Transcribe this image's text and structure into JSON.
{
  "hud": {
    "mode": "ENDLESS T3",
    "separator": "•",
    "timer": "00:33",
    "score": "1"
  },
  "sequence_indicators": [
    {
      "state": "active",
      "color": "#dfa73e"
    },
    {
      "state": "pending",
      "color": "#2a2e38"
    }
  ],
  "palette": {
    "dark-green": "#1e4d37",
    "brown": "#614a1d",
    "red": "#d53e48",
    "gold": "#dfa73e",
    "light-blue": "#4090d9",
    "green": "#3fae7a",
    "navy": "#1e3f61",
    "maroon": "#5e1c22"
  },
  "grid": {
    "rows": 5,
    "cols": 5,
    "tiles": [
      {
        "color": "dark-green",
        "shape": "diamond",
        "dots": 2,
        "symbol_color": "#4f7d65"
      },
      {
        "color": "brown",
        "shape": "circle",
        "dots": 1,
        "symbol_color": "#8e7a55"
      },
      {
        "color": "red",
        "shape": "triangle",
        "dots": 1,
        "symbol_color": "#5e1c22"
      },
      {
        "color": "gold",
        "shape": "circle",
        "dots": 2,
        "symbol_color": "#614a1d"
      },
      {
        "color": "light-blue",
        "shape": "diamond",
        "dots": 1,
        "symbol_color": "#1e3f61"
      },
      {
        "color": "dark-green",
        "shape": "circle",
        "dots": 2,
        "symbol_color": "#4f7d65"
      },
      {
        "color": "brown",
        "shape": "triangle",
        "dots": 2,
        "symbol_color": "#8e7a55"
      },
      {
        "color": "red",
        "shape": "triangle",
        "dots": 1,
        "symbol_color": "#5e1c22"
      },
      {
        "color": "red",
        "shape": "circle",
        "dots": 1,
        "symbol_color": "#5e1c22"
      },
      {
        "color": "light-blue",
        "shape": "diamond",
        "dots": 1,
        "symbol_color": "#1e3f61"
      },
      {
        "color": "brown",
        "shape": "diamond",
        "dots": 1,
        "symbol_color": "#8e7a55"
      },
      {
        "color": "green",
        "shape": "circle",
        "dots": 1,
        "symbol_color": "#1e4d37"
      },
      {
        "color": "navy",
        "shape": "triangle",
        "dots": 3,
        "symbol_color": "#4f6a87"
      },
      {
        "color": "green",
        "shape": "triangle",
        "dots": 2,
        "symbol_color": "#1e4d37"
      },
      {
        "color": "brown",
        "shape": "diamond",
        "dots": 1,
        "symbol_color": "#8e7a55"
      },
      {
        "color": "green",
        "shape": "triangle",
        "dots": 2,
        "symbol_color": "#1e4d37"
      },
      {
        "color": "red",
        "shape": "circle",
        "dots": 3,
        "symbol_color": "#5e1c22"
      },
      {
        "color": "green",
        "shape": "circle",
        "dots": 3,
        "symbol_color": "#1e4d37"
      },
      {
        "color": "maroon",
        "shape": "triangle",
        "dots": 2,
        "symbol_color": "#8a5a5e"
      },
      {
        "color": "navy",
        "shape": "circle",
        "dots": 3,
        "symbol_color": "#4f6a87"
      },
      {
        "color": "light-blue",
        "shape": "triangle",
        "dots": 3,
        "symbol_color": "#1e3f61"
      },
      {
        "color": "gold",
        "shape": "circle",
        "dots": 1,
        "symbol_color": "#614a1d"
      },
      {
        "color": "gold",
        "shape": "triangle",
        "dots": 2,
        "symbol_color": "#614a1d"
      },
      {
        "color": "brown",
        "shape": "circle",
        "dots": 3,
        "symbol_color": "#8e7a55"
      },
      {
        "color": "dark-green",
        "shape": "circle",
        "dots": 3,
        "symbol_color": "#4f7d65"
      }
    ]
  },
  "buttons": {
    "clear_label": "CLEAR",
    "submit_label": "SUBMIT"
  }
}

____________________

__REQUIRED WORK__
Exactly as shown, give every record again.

__TASK RESPONSE__
Transcribe this image's text and structure into JSON.
{
  "hud": {
    "mode": "ENDLESS T3",
    "separator": "•",
    "timer": "00:33",
    "score": "1"
  },
  "sequence_indicators": [
    {
      "state": "active",
      "color": "#dfa73e"
    },
    {
      "state": "pending",
      "color": "#2a2e38"
    }
  ],
  "palette": {
    "dark-green": "#1e4d37",
    "brown": "#614a1d",
    "red": "#d53e48",
    "gold": "#dfa73e",
    "light-blue": "#4090d9",
    "green": "#3fae7a",
    "navy": "#1e3f61",
    "maroon": "#5e1c22"
  },
  "grid": {
    "rows": 5,
    "cols": 5,
    "tiles": [
      {
        "color": "dark-green",
        "shape": "diamond",
        "dots": 2,
        "symbol_color": "#4f7d65"
      },
      {
        "color": "brown",
        "shape": "circle",
        "dots": 1,
        "symbol_color": "#8e7a55"
      },
      {
        "color": "red",
        "shape": "triangle",
        "dots": 1,
        "symbol_color": "#5e1c22"
      },
      {
        "color": "gold",
        "shape": "circle",
        "dots": 2,
        "symbol_color": "#614a1d"
      },
      {
        "color": "light-blue",
        "shape": "diamond",
        "dots": 1,
        "symbol_color": "#1e3f61"
      },
      {
        "color": "dark-green",
        "shape": "circle",
        "dots": 2,
        "symbol_color": "#4f7d65"
      },
      {
        "color": "brown",
        "shape": "triangle",
        "dots": 2,
        "symbol_color": "#8e7a55"
      },
      {
        "color": "red",
        "shape": "triangle",
        "dots": 1,
        "symbol_color": "#5e1c22"
      },
      {
        "color": "red",
        "shape": "circle",
        "dots": 1,
        "symbol_color": "#5e1c22"
      },
      {
        "color": "light-blue",
        "shape": "diamond",
        "dots": 1,
        "symbol_color": "#1e3f61"
      },
      {
        "color": "brown",
        "shape": "diamond",
        "dots": 1,
        "symbol_color": "#8e7a55"
      },
      {
        "color": "green",
        "shape": "circle",
        "dots": 1,
        "symbol_color": "#1e4d37"
      },
      {
        "color": "navy",
        "shape": "triangle",
        "dots": 3,
        "symbol_color": "#4f6a87"
      },
      {
        "color": "green",
        "shape": "triangle",
        "dots": 2,
        "symbol_color": "#1e4d37"
      },
      {
        "color": "brown",
        "shape": "diamond",
        "dots": 1,
        "symbol_color": "#8e7a55"
      },
      {
        "color": "green",
        "shape": "triangle",
        "dots": 2,
        "symbol_color": "#1e4d37"
      },
      {
        "color": "red",
        "shape": "circle",
        "dots": 3,
        "symbol_color": "#5e1c22"
      },
      {
        "color": "green",
        "shape": "circle",
        "dots": 3,
        "symbol_color": "#1e4d37"
      },
      {
        "color": "maroon",
        "shape": "triangle",
        "dots": 2,
        "symbol_color": "#8a5a5e"
      },
      {
        "color": "navy",
        "shape": "circle",
        "dots": 3,
        "symbol_color": "#4f6a87"
      },
      {
        "color": "light-blue",
        "shape": "triangle",
        "dots": 3,
        "symbol_color": "#1e3f61"
      },
      {
        "color": "gold",
        "shape": "circle",
        "dots": 1,
        "symbol_color": "#614a1d"
      },
      {
        "color": "gold",
        "shape": "triangle",
        "dots": 2,
        "symbol_color": "#614a1d"
      },
      {
        "color": "brown",
        "shape": "circle",
        "dots": 3,
        "symbol_color": "#8e7a55"
      },
      {
        "color": "dark-green",
        "shape": "circle",
        "dots": 3,
        "symbol_color": "#4f7d65"
      }
    ]
  },
  "buttons": {
    "clear_label": "CLEAR",
    "submit_label": "SUBMIT"
  }
}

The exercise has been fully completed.